## Data to examine
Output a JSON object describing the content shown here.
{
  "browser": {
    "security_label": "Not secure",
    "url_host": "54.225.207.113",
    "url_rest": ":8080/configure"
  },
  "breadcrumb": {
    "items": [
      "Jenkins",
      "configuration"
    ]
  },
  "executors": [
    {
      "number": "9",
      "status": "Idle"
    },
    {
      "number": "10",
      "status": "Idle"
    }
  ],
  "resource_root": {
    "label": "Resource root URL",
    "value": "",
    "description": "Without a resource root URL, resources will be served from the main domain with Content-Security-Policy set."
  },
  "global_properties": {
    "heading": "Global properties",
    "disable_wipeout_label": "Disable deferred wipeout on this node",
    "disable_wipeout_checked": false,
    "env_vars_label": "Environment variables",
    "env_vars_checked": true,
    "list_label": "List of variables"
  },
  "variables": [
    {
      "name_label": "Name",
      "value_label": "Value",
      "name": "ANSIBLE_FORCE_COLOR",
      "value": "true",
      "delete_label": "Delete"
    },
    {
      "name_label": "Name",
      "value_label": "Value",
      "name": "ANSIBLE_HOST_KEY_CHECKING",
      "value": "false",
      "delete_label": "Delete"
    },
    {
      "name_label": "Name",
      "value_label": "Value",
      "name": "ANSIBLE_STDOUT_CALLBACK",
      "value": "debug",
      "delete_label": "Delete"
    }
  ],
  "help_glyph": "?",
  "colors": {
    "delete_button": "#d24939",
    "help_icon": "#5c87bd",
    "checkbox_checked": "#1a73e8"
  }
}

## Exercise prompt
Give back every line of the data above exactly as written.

## Answer for the task
Output a JSON object describing the content shown here.
{
  "browser": {
    "security_label": "Not secure",
    "url_host": "54.225.207.113",
    "url_rest": ":8080/configure"
  },
  "breadcrumb": {
    "items": [
      "Jenkins",
      "configuration"
    ]
  },
  "executors": [
    {
      "number": "9",
      "status": "Idle"
    },
    {
      "number": "10",
      "status": "Idle"
    }
  ],
  "resource_root": {
    "label": "Resource root URL",
    "value": "",
    "description": "Without a resource root URL, resources will be served from the main domain with Content-Security-Policy set."
  },
  "global_properties": {
    "heading": "Global properties",
    "disable_wipeout_label": "Disable deferred wipeout on this node",
    "disable_wipeout_checked": false,
    "env_vars_label": "Environment variables",
    "env_vars_checked": true,
    "list_label": "List of variables"
  },
  "variables": [
    {
      "name_label": "Name",
      "value_label": "Value",
      "name": "ANSIBLE_FORCE_COLOR",
      "value": "true",
      "delete_label": "Delete"
    },
    {
      "name_label": "Name",
      "value_label": "Value",
      "name": "ANSIBLE_HOST_KEY_CHECKING",
      "value": "false",
      "delete_label": "Delete"
    },
    {
      "name_label": "Name",
      "value_label": "Value",
      "name": "ANSIBLE_STDOUT_CALLBACK",
      "value": "debug",
      "delete_label": "Delete"
    }
  ],
  "help_glyph": "?",
  "colors": {
    "delete_button": "#d24939",
    "help_icon": "#5c87bd",
    "checkbox_checked": "#1a73e8"
  }
}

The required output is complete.